Here's what Intel has to say about hard drive burst speeds: http://www.intel.com/support/graphics/sb/CS-010481.htm
Sustained vs. Burst Transfer Rates
Sustained transfers refer to a continued transfer that does not occur from the drive cache. Burst rates refer to data transferred directly to/from the high speed cache. A true indicator of performance is sustained rate; however, most drives are advertised with their faster burst rate.
A typical ATA/100 hard drive bursts at about 100MB/sec from the cache, but has a sustained rate of about 26-42MB/sec, depending on the drive. If you consider a best-case scenario with the 2MB cache full of data, 100MB/sec will quickly deplete the cache and commence transferring at the lower sustained rate.
ATA/66 hard drives are typically less expensive and do not saturate the 66MB/sec bandwidth available. In fact, a hard drive with a sustained transfer rate of 26MB/sec will not even saturate available ATA/33 bandwidth.
In summary, sustained transfer rates should be considered over burst transfer rates for maximum hard drive performance.
The average read (sustained transfer) rate is more important, especially when dealing with larger files. Generally, larger cache memory sizes will give you higher burst transfer speeds. This is one of the reasons why the older Raptors may lose out in burst speed comparisons. 1st gen 36GB Raptors had 8MB caches in addition to their SATA 1.5Gbit/s interfaces. Later ones upped the cache to 16MB, but the SATA interface is unchanged, so compared to other 16MB cache drives with SATA 3.0Gbit/s interfaces they still have a disadvantage. But, as stated above, burst speeds aren't the most important spec to look at.
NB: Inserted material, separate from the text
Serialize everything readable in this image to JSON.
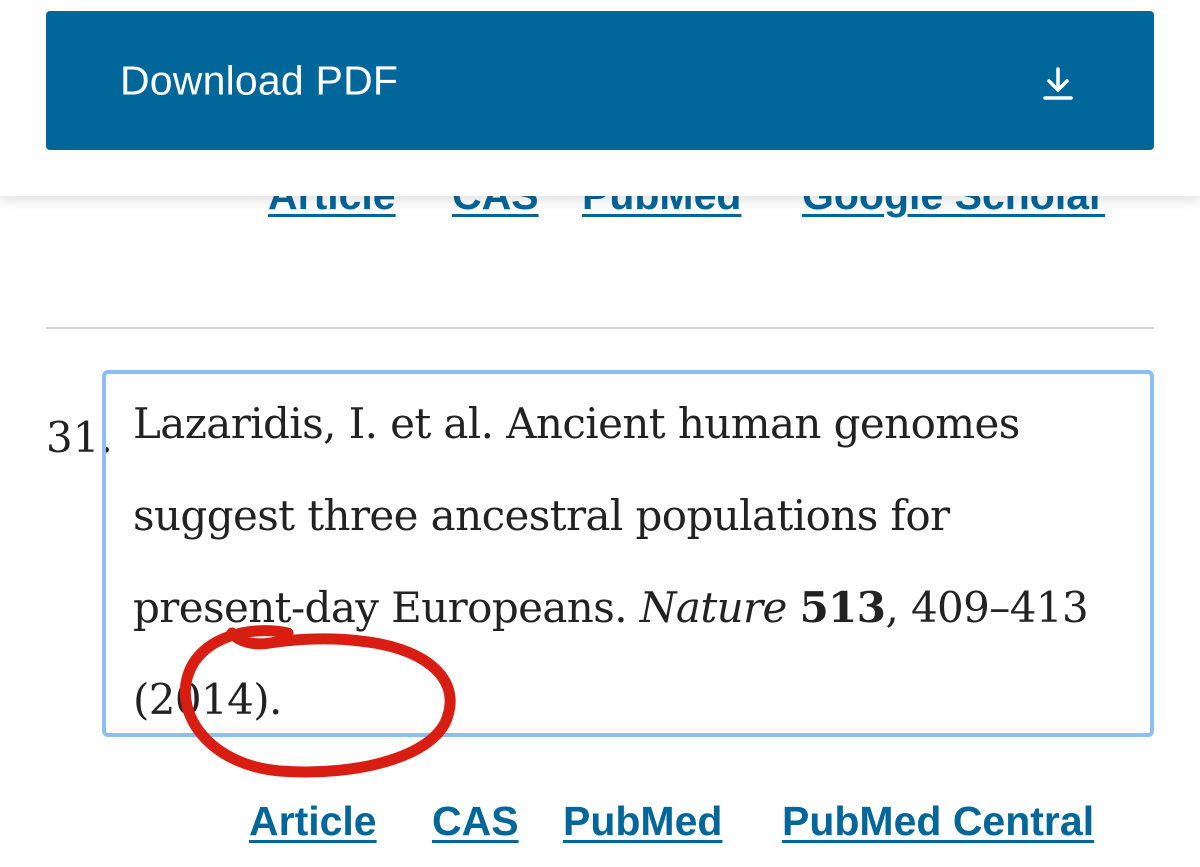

See the random access numbers? That's due to the fact that the Raptors use a 10,000 rpm rotational speed. Raptors can find data on their platters quicker due to that advantage. Their downside is their cost per GB, not to mention they top out at 150GB in capacity when 1TB (Terabyte or 1000GB) 7,200 rpm drives are available.
Now, here's a chart comparing average transfer (read) rates: http://www23.tomshardware.com/storage.h ... 0&chart=34
You may also wonder why the 10,000 rpm Raptor's average read speeds aren't much better than a 7,200 rpm drive's. If the platter is moving faster under the heads, data should be being read off the drive faster also, right? The reason is partly due to lowlier drive having higher density platters. Since these high capacity drives achieve their gains by packing bits closer together, the same segment of platter area of a 1TB drive contains much more data than the equivalent segment of a Raptor's platter. So why doesn't Western Digital combine these high capacity platters and 10,000 rpm motors for the best of both worlds? I don't know (although I can speculate).
If cost isn't an object, Raptors in RAID 0 is still the best performing setup overall. Personally, I use a RAID 0 setup with 2 WD Caviar SE16 WD2500KS
drives for my data storage (which is most of my video files).
BTW, the MaximumPC article used WD Raptor drives in all the tests.